Once white American society began to care about the opinions of Indians, several rationalizations have sprung up to defend Colombo and his holiday, Columbus Day. One holds that Colombo and Europeans weren’t morally culpable for the Smallpox Holocaust because it was a disease, and they had no control over it. This overstates European ignorance; while they were not aware of germ theory (and neither were the Indians) they did know about diseases and de las Casas wrote of the incredible destruction smallpox inflicted on Indian societies. And, of course, centuries later, smallpox would be used as a weapon of mass destruction, with first the British then the Americans deliberately passing along infected blankets.
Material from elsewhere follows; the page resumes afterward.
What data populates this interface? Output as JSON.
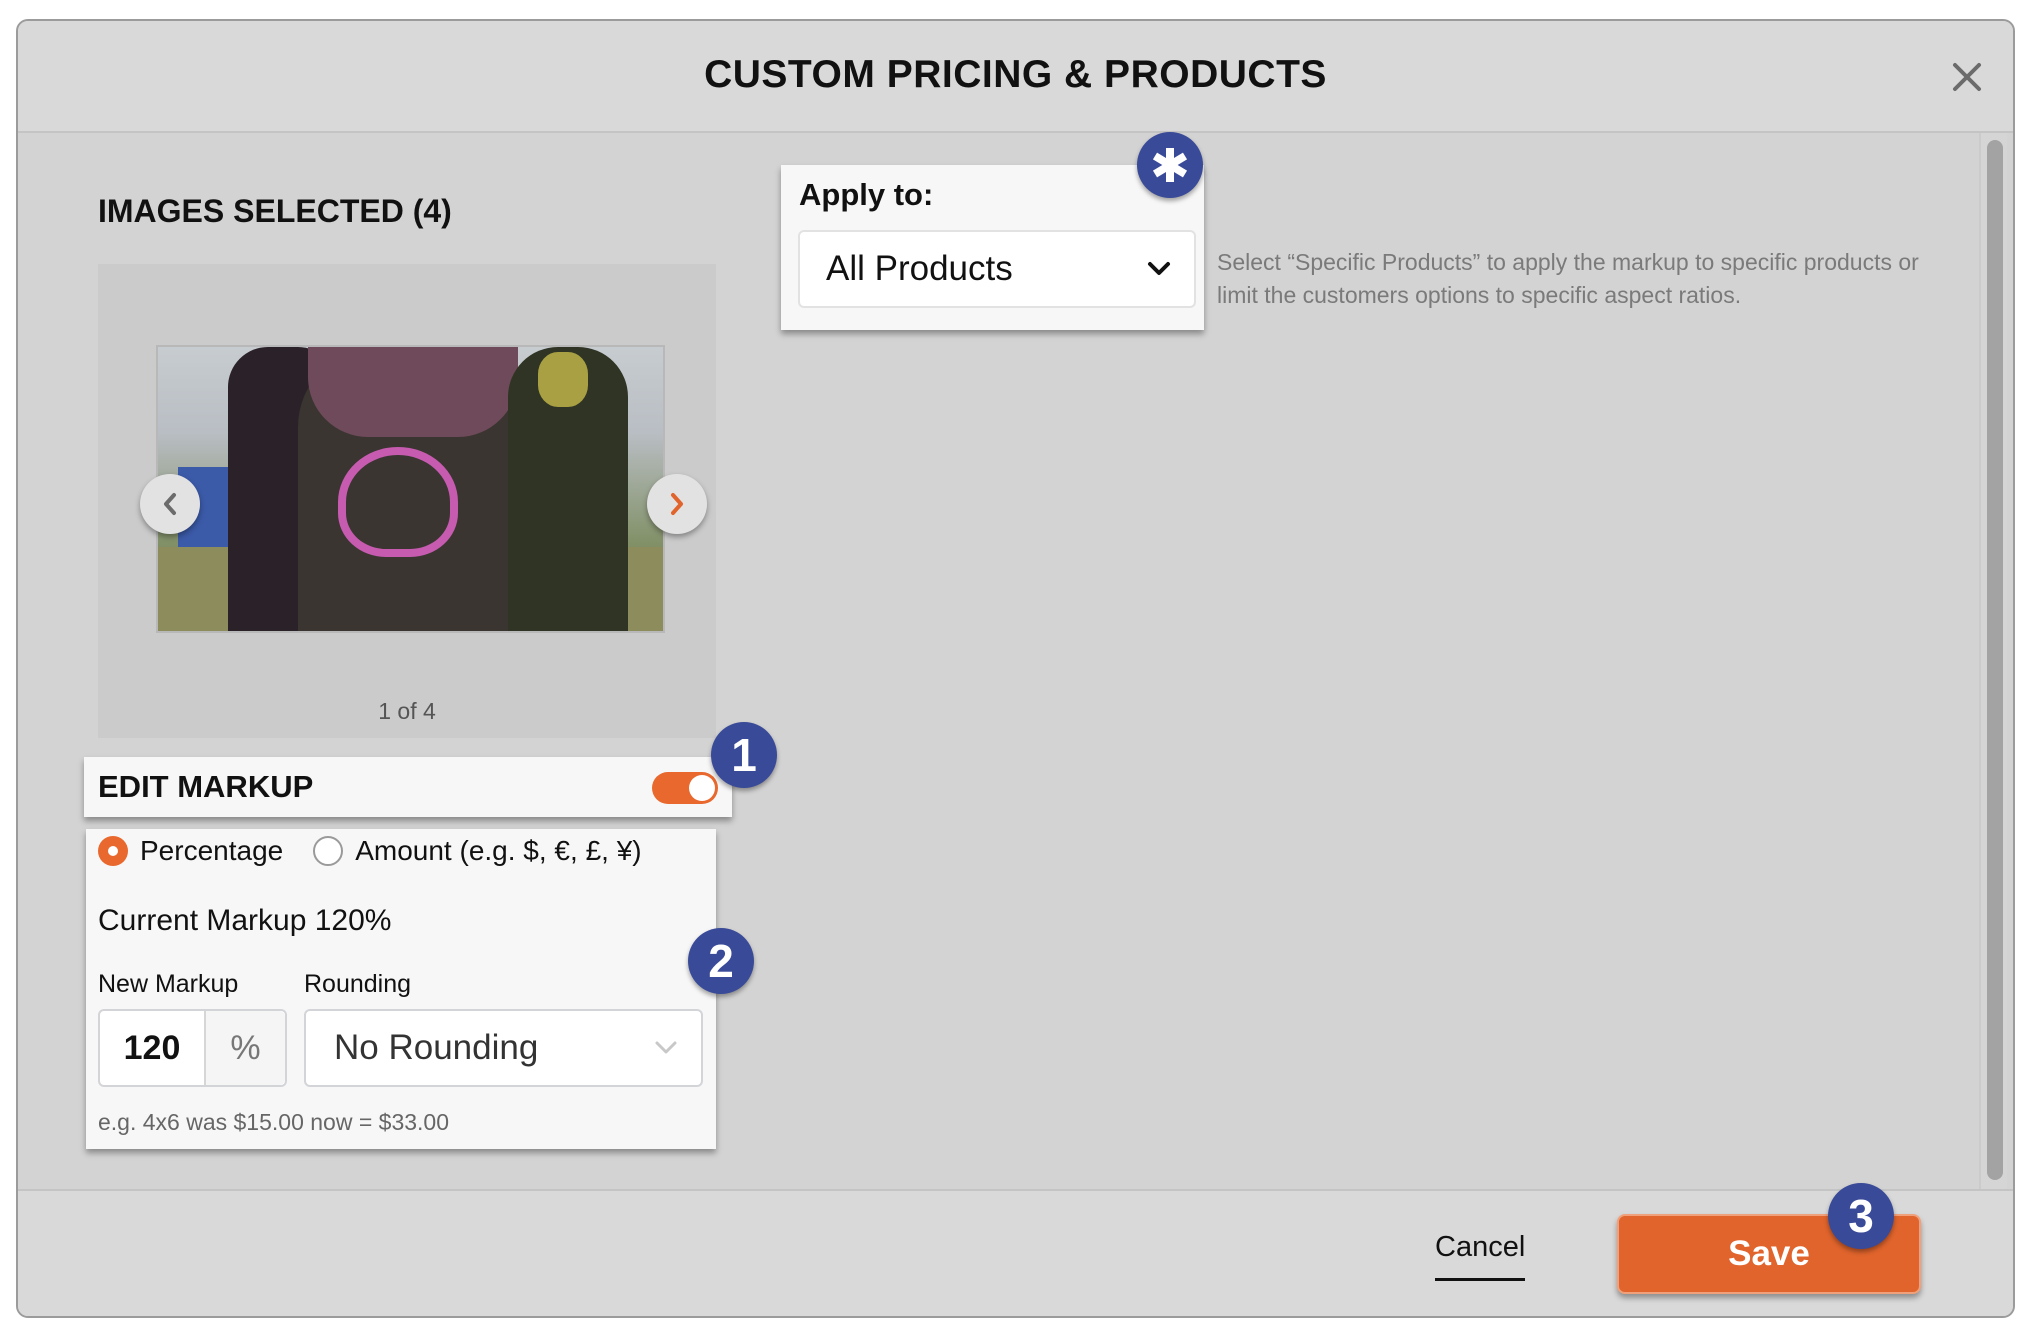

Another excuse is that the Indians “weren’t using” the land and therefore it was morally right for whites to take it. The breathtaking ignorance displayed by this “argument” almost defies explanation. It is true, as Vine Deloria, Jr. wrote, that no Indian ever conceived of the notion of dumping so many chemicals into a river that it would catch fire, but it is a condescending myth that Indians did not shape their environment. In North America, various tribes used controlled burnings to alter forests and the Great Plains to support wild game, since they did not domesticate food animals. In South America, Indians turned large areas of the Amazon Basin into orchards to support large populations with fruit and nut-bearing trees. Indians only failed “to use” the land by the white standard, sadly still prevailing, that nature exists only to be consumed. One justification popular when I was in school was the “inevitable conflict” theory, the idea that yes, it was really sad what happened to the Indians, but it couldn’t be helped; both groups of people couldn’t live on the same land. But why not? Not all Indians were nomadic hunters like the great Plains tribes; many Southeastern tribes were farmers. Some, like the Cherokee, were landowners, and even slaveowners, just like their white neighbors. No, the conflict was not “inevitable,” because there was never an attempt made in American history by whites to live alongside Native Americans for any longer than was necessary to assemble the power to shove the tribes further and further west. The only inevitability was in the greed, racism and brutality of the majority of white settlers. So, as Columbus Day comes, it would be more fitting to take at least a brief moment to reflect on the results of that landing in 1492: a mass loss of life virtually unequalled in human history; the theft of two continents; the near-destruction and marginalization of whole cultures in the name of greed. While it is true that these tragedies occurred centuries ago, we continue to live with their consequences today and we perpetuate them by continuing to teach our children a white-washed, fictionalized history that glosses over brutality and mythologizes cruel and vicious men.